So, despite my initial shock — and still not entirely positive I was in the right place — I descended the steps and opened the door to the newsroom for the first time.

I’d discover that what actually makes the Texan so special isn’t the fact that it’s a literal hole in the ground, or the creepy staircase you have to take to get into the hole, but the people who make their way down here, week after week. Those people, who make the basement a warm and bright place, despite the too-bright fluorescent lights and chilly tile, are the heart of this newspaper and the heart of my time here.

My sweet copy cat elders, I think about you guys every day.

Jason, I remember my first semester’s hectic Thursday nights and the pre-pandemic copy department regularly. Your leadership has been some of the most impactful in my time at UT, and I thought about your feedback emails every time I wrote one of my own.

Irissa, we worked together very few nights, but your warmth was the first thing that made me feel at home at the Texan. Your impact is greater than you know.

Lawson, you were the first person I met at the Texan; the first thing that solidified my desire to work here. Thank you for never failing to be kind and patient with me, up to the point of leading me through co-chiefdom.

Jimena, Kirsten, Megan and Brittany, watching you all taught me so much. Thank you for including me in every aspect, and continuing to support me far beyond your time at the Texan.

My other friends at the Texan, you have impacted me in ways I can’t begin to explain.

Myah, Nathan, Jack, Matthew and Jenny, those pingpong-filled nights that frequently morphed into early mornings were a highlight of my time here. The conversations will always live in a special place in my heart.

Nathan, you (are not the worst AME of all time) light up those around you in a way that not many people are able to, and I am so thankful to have gotten to work with you these last few semesters. Thank you for editing nearly every weekend story this semester, and for always putting something good on aux.

Jenny, we must have known each other in another lifetime, and I am so thankful to the Texan for uniting us in this one. Our borderline-dangerous Dunkin’ runs that made us perpetually late to budget were such a bright spot, and we’re probably forgiven, since we showed up with donuts, right?

Addie. I can’t do this justice in a paragraph in a 30 column, but you are the most dedicated, hard working, inspiring and funny person I know.
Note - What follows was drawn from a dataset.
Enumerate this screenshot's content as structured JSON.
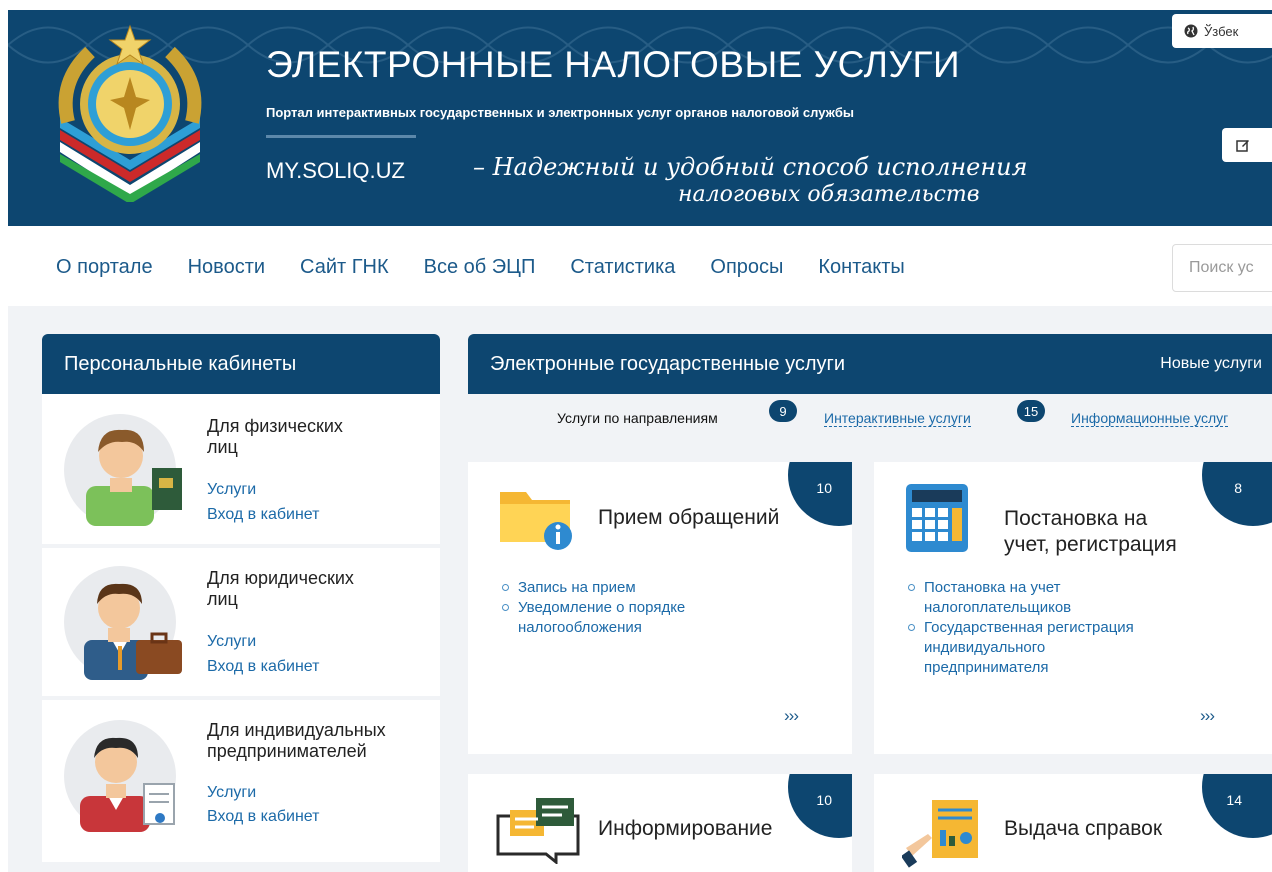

I can’t imagine college without you, or what I’ll do when I can’t see you every day. You inspire me to be more kind, to work for what I want to achieve, to just be a better person. I couldn’t have asked for a better friend, and I’ll never be able to tell you how thankful I am for you.

Peter, Myah, Sanika, Kirsten and Megan Menchaca, the guidance and support you have offered this semester has been life saving. Knowing that y’all were in my corner has been the biggest comfort. When I thought things were too hard or that I couldn’t handle what was going on, you chimed in with wise words I didn’t know I needed, but desperately did.

Anna and Fiza, you’re both so dedicated and are going to be amazing as ME’s. It’s an honor to pass the torch along to you guys.

For a while, I think I’ve been scared that when I leave the Texan I’ll leave the person I have become while working here behind as well. That version of myself, who has parts of Addie’s dedication, Myah’s selflessness, Jason’s humor, Irissa’s kindness, Jenny’s compassion (this list is endless), is a version that I have really come to love, and the thought of leaving that behind along with the basement was terrifying.

I’ve come to realize, though, that version of myself is what the Texan has given me.

It has felt at many moments that being part of this newsroom is a one sided job. I often felt that despite pouring everything I have into this paper, I came away with little to show for it. But reflecting on who I was walking down those steps for the first time and who I’m going to be as I walk up them the last time — that is what the Texan has given me. I am so grateful for who the Texan has allowed me to become.

Thank you all so much for being a part of that.